Dell's Pearson says the concept of Twitter being dangerous to privacy or reputation is 'a myth of corporate America'. 'If people are upset, we are glad to hear about it because then we can do something about it,' he adds.

Robin Grant, managing director of social media agency We Are Social, agrees that, if used wisely, Twitter can help reduce negative word-of-mouth online and assist with brand building. We Are Social client Skype, for instance, uses Twitter to 'respond to people bitching about bad customer service or people that are asking questions', according to Grant. 'If we can respond, they tell their friends what brilliant customer service they have had from Skype.'

Ford took more of a campaign approach to promote its latest Fiesta. It backed its 'This is now' TV campaign with blogs and Twitter activity encouraging consumers to submit photos and art and design-related discussion posts. Despite Ford's Twitter activity, though, the car marque's communications manager Lisa Brankin claims Twitter remains 'niche in its appeal'. She adds: 'By itself it is not strong enough but it can be valuable as part of a wider campaign.'

Twitter's growth is heading in the right direction, but as We Are Social's Grant argues: 'Brands need to think carefully about what impact any commercial use of Twitter is likely to achieve before investing any significant resources in it.'

At present, brands can use Twitter at no cost because they simply sign up for a free profile like any member of the public.

Dell's Pearson says his company would not be happy to pay. 'If it becomes a complicated and costly model, our instinct would be to move elsewhere,' he adds. So Twitter, be warned - for brands, a revenue-generating model could end a beautiful relationship.

For its part, Twitter has stated it will hold off on such action while its 'business model is in a research phase'. Brand owners, though, should enjoy this while they can. Biz Stone, Twitter's co-founder, indicates a plan is afoot to charge for commercial accounts.


Before commenting please read our rules for commenting on articles.

If you see a comment you find offensive, you can flag it as inappropriate. In the top right-hand corner of an individual comment, you will see 'flag as inappropriate'. Clicking this prompts us to review the comment. For further information see our rules for commenting on articles.

comments powered by Disqus
Brand Republic Jobs

subscribe now

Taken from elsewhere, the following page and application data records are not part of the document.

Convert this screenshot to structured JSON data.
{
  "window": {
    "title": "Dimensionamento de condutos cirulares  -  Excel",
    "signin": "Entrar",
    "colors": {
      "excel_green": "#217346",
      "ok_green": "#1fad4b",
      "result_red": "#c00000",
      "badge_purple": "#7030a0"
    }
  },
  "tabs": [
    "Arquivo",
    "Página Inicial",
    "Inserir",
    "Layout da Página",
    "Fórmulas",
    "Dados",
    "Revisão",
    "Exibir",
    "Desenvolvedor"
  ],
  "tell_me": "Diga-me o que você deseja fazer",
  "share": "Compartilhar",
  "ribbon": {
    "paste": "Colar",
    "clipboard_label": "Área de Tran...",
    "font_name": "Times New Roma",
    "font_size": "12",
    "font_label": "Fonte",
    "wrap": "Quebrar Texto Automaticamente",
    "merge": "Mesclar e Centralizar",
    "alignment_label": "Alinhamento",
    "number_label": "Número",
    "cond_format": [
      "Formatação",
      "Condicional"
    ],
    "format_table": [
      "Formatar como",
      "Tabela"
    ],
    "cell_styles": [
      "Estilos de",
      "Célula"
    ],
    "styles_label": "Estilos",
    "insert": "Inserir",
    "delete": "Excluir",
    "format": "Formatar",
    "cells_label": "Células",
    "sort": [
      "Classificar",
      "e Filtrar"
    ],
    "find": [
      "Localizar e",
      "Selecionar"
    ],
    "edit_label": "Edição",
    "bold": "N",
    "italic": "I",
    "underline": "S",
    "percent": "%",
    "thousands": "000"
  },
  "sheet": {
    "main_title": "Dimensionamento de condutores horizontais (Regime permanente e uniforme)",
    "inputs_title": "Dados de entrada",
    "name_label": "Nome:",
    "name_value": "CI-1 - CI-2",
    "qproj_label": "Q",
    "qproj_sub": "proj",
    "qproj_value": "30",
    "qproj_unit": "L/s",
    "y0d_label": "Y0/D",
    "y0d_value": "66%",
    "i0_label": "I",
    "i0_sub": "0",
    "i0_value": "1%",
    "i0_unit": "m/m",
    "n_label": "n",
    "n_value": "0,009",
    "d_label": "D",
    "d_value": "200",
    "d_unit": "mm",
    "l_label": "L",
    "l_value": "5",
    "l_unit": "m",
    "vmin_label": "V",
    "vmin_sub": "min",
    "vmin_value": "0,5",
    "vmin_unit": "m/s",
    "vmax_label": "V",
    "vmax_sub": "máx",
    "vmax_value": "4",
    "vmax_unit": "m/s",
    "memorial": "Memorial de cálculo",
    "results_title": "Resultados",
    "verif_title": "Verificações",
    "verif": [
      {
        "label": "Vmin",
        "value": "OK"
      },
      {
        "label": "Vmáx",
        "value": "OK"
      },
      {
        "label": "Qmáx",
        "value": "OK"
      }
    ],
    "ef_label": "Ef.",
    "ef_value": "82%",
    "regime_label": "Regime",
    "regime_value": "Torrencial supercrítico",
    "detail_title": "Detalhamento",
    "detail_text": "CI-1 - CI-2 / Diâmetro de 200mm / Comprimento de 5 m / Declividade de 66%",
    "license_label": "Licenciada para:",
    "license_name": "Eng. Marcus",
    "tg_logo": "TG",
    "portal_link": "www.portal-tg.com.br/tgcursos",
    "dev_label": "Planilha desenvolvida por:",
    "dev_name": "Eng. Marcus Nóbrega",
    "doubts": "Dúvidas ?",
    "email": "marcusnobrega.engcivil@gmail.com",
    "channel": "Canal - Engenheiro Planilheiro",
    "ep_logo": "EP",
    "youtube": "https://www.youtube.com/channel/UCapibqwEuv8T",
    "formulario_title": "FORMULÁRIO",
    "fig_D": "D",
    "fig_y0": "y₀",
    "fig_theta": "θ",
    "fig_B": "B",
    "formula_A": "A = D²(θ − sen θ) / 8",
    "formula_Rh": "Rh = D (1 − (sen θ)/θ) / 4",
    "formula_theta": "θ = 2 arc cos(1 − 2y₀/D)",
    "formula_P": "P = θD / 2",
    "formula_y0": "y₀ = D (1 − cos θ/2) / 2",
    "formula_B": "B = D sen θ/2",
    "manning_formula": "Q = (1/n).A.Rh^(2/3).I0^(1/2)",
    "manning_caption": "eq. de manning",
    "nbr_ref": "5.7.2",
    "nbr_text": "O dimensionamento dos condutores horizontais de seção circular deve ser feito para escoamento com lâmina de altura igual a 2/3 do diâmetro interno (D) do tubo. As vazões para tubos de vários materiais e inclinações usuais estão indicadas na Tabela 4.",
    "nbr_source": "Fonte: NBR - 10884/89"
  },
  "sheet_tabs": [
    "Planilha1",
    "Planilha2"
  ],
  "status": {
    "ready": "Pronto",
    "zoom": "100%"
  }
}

Waitrose boosts content strategy with 'Weekend Kitchen with Waitrose' C4 tie-up
Hottest virals: Cute puppies star in Pedigree ad, plus Idris Elba and Fruyo
Amnesty International burns candles to illuminate new hope
Toyota achieves the impossible by calming angry Roman drivers
Tom of Finland's 'homoerotic' drawings made into stamps
YouTube reveals user habits to appeal to 'older' marketers
Ex-M&S marketing chief Steven Sharp consulting at WPP
Wolff Olins reveals new CEO after Apple poaches Karl Heiselman
Glasgow offers £30,000 prize to best digital idea for 2014 Commonwealth Games
Google's revenues surge but shares drop as it grapples with transition to mobile
Facebook beats Twitter to most 'marketing friendly' social media site crown, says DMA
Fableists believe children like Finn should be outdoors enjoying life
Homebase, Baileys and Camelot join the line-up at Media360
MasterCard renews Rugby World Cup sponsorship to push cashless message
Lynx unleashes £9m 'Peace invasion' campaign
Social Brands 100 Youth: Pizza Hut most social youth brand in UK
Cheryl Cole is wild and arresting in new L'Oreal work
Morrisons told not to show alcohol ads during YouTube nursery rhymes
O2 head of brand Shadi Halliwell departs after 23 years at company in restructure
Tesco hit by further sales decline as it turns to digital Clubcard and social network
Branding guru Wally Olins dies aged 83
Duracell short film captures epic Transatlantic voyage
Ash runs Tinder experiment to show smokers are less desirable to opposite sex
British Airways teams up with Gerry Cottle Jnr for summer of rooftop film screenings
Arklu says 'girls can be superheroes too' with doll design competition
Coke enters squash market with Oasis Mighty Drops
Virgin Galactic signs up Land Rover as space flight sponsor
Motorola marketer Andrew Morley departs as Google gears up for sale to Lenovo
US Airways apologises after tweeting obscene image at a customer
Mumsnet admits users' emails and passwords accessed via Heartbleed bug